On the day of the derailment, two separate deliveries were merged into one on demand of CORNACA. Consequently, the weight of the larger train was not calculated and not enough locomotives were assigned to UP 2522 to descend down Cajon Pass. Of the seven locomotives, four of them had faulty or non-operational brakes due to less frequent maintenance. The faults were never detected as no safety or brake tests have been preformed in two years due to CORNACA's pressure and bribes.

When the train began to roll down the grade and the brakes were applied, the fact that the brakes were faulty was discovered.

Aftermath

After the disaster, all five lead locomotives and all freight cars were deemed total losses and scrapped on site. The two end locomotives were repaired and reentered service in late 2008. Of the fifteen destroyed houses, six were rebuilt. In place of the other nine is a memorial dedicated to those who died.

The CEOs of CORNACA and UP were both put on trial for several charges but they were both acquitted.

Train

Train crew

The crew of UP 2522 were:

  • Román Adolfo Manzanedo y Zorita, Engineer of 2522 (aged 37) †
  • Martín Gustavo Leoz y Pozo, Conductor of 2522 (aged 41) †
  • Serafín José Mancebo y Velázquez, Brakeman of 2621 (aged 35) †
  • Nicolás Armando Tejedor y Reyes, Engineer of 1444 (aged 39)
  • José Alfredo Obregón y Japón, Conductor of 1444 (aged 44)
  • Álvaro Bernardo Semprún y Galán, Brakeman of 737 (aged 42)

Locomotives and cars

UP 2522 consisted of:

  • SD70 2522
  • SD70 2621
  • SD40 1551
  • GP50 1000
  • SD60 2122
  • 1 box car loaded with boxes of coffee beans
  • 60 covered hopper cars loaded with sugar
  • 1 box car loaded with boxes of coffee beans
  • 60 covered hopper cars loaded with sugar
  • GP40 737
  • SD40 1444

Only locomotives 737 and 1444 were repaired and put back into service.
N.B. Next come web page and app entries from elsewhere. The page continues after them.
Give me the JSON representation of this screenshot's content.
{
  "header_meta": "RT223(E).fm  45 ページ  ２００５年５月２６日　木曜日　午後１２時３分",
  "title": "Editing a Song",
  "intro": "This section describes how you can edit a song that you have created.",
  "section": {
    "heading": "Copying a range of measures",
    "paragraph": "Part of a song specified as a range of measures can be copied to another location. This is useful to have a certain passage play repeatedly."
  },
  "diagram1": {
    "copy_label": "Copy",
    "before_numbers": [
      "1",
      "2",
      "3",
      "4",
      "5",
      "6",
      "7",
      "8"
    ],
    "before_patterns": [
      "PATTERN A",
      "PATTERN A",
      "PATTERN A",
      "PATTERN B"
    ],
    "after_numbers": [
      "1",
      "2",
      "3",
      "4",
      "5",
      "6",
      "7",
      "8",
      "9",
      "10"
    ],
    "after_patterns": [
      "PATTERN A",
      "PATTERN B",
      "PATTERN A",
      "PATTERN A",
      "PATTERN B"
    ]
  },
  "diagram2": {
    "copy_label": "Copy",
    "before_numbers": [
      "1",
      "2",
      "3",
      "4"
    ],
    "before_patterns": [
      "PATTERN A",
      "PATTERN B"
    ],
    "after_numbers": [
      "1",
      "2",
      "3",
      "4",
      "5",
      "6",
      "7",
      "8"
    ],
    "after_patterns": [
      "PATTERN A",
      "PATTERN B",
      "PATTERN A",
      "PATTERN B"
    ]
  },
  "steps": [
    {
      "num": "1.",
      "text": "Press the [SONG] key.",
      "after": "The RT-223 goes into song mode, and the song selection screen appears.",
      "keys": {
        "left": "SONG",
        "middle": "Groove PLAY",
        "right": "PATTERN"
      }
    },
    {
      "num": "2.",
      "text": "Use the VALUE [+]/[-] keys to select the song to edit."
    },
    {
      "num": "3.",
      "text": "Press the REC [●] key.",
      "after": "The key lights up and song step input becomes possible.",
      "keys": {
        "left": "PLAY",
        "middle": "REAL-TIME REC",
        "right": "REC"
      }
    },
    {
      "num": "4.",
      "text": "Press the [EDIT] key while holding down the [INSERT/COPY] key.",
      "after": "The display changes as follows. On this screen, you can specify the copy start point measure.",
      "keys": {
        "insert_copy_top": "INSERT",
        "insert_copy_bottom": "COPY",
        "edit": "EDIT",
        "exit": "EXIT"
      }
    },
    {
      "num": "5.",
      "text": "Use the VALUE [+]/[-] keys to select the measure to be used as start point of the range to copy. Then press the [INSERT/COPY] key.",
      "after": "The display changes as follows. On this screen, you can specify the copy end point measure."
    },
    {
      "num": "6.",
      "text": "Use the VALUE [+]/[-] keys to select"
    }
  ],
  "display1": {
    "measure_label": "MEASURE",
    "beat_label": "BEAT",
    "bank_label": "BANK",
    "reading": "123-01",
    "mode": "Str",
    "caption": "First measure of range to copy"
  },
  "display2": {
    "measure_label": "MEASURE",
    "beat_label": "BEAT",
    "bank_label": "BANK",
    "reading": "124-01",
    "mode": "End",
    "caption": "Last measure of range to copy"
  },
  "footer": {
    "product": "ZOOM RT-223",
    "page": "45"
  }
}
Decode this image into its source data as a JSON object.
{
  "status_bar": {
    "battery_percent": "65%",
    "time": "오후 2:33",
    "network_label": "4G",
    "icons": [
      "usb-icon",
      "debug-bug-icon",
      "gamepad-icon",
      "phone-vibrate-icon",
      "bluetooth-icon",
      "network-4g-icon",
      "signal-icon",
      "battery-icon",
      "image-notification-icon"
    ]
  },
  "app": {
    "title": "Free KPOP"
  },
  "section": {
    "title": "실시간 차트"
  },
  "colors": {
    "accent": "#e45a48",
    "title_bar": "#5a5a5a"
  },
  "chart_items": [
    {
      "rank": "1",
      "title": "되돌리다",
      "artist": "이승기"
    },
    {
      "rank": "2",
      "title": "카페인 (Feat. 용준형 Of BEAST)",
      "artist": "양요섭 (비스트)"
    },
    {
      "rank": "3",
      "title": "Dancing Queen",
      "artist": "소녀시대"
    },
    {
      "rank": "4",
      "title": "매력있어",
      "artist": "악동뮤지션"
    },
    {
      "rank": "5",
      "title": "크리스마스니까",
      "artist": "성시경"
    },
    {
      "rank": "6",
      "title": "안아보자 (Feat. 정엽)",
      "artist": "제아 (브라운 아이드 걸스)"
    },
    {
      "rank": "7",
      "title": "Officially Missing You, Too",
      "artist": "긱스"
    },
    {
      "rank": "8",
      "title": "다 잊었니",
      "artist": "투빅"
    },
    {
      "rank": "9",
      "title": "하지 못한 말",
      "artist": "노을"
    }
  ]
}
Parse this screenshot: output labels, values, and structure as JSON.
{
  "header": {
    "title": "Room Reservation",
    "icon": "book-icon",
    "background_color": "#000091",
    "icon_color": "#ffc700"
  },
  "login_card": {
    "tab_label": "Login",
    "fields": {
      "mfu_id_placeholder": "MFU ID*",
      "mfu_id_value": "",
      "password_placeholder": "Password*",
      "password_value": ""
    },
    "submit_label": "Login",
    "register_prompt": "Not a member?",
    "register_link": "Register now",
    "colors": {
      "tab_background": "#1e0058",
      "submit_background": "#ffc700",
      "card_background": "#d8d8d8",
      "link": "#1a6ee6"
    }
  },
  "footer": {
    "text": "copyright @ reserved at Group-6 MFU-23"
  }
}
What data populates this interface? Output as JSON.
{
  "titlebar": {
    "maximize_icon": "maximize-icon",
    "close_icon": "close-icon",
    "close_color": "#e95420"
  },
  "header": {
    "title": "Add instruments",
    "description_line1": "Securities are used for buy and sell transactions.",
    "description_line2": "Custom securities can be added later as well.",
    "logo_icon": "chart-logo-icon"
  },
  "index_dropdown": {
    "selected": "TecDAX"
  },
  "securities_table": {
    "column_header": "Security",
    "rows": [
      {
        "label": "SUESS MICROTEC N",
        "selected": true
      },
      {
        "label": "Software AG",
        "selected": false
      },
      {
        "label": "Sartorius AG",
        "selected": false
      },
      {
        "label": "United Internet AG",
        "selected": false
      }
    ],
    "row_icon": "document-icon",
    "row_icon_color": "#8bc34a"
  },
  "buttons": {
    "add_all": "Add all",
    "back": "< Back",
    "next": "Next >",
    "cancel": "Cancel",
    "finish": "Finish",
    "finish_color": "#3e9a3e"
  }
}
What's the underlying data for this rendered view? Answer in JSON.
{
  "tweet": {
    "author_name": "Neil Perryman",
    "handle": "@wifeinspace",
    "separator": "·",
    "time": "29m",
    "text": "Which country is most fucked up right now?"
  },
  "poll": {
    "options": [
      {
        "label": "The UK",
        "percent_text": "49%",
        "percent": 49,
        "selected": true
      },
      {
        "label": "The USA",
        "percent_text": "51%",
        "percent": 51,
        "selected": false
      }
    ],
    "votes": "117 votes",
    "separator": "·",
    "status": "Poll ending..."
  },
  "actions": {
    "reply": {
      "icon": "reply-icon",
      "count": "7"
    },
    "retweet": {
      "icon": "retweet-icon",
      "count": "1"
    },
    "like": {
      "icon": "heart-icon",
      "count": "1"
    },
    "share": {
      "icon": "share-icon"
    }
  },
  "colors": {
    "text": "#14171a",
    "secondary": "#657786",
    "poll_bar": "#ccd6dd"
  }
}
Locomotives 2522, 2621, 1551, 1000, 2122, and 74 freight cars were deemed total losses and scrapped on site.

See also

Notes

  1. ₵30 million credits